Listen up contact lens lovers! A new study has found that wearing lenses can cause more infections in your eyes as compared to those who don’t wear them.
Researchers at NYU Langone Medical Center used high-precision genetic tests to differentiate the thousands of bacteria that make up the human microbiome, and found a diverse set of microorganisms in the eyes of daily that more closely resembles the group of microorganisms of their eyelid skin than the bacterial grouping typically found in the eyes of non-wearers.
Specifically, the NYU Langone team found that the eye surface, or conjunctiva, has surprisingly higher bacterial diversity than the skin directly beneath the eye and three times the usual proportion of Methylobacterium, Lactobacillus, Acinetobacter, and Pseudomonas bacteria in the eyes of the study’s nine contact lens wearers than is typically found on the surface of the eyeballs of 11 other men and women in the study who did not wear contact lenses.
When measured and plotted on a graph, statistical germ diversity scores showed that the eye microbiome of contact lens wearers had a composition more similar to that of the wearer’s skin than the eye microbiome of non-lens wearers.
Surprisingly, more Staphylococcus Bacteria, which are linked to eye infections and more prominent on the skin – were found in the eyes of non-lens wearers, and researchers do not yet have an explanation for the disparity. Estimates vary, but many cases of potentially scarring bacterial keratitis, or eye inflammation, as well as conjunctival infections occur in contact lens wearers.
Senior study investigator and associate professor Maria Gloria Dominguez-Bello, PhD said that they still had to figure if these changes were due to fingers touching the eye, or from the lens’s direct pressure affecting and altering the immune system in the eye and what bacteria are suppressed or are allowed to thrive.

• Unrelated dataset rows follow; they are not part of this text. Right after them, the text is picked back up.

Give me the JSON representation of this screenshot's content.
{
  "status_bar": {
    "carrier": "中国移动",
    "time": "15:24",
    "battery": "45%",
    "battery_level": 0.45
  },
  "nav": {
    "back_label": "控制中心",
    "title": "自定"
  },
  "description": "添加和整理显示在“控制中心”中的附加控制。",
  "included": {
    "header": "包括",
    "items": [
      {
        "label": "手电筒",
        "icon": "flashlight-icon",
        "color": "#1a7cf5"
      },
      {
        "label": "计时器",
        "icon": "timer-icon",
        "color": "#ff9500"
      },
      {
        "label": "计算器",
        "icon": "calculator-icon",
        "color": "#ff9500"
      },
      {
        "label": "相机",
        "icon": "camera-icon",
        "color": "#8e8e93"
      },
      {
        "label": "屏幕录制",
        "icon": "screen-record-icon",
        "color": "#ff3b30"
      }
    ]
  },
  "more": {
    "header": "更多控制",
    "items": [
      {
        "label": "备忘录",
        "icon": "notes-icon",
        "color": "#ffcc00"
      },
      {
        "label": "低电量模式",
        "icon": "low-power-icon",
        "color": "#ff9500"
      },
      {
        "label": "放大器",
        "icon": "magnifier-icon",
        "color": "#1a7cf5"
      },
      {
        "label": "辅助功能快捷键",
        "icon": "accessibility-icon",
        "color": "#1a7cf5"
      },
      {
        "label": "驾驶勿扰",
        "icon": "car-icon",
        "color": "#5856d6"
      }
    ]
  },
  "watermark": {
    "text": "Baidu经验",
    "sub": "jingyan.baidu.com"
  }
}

The report was presented at the annual meeting of the American Society for Microbiology in New Orleans.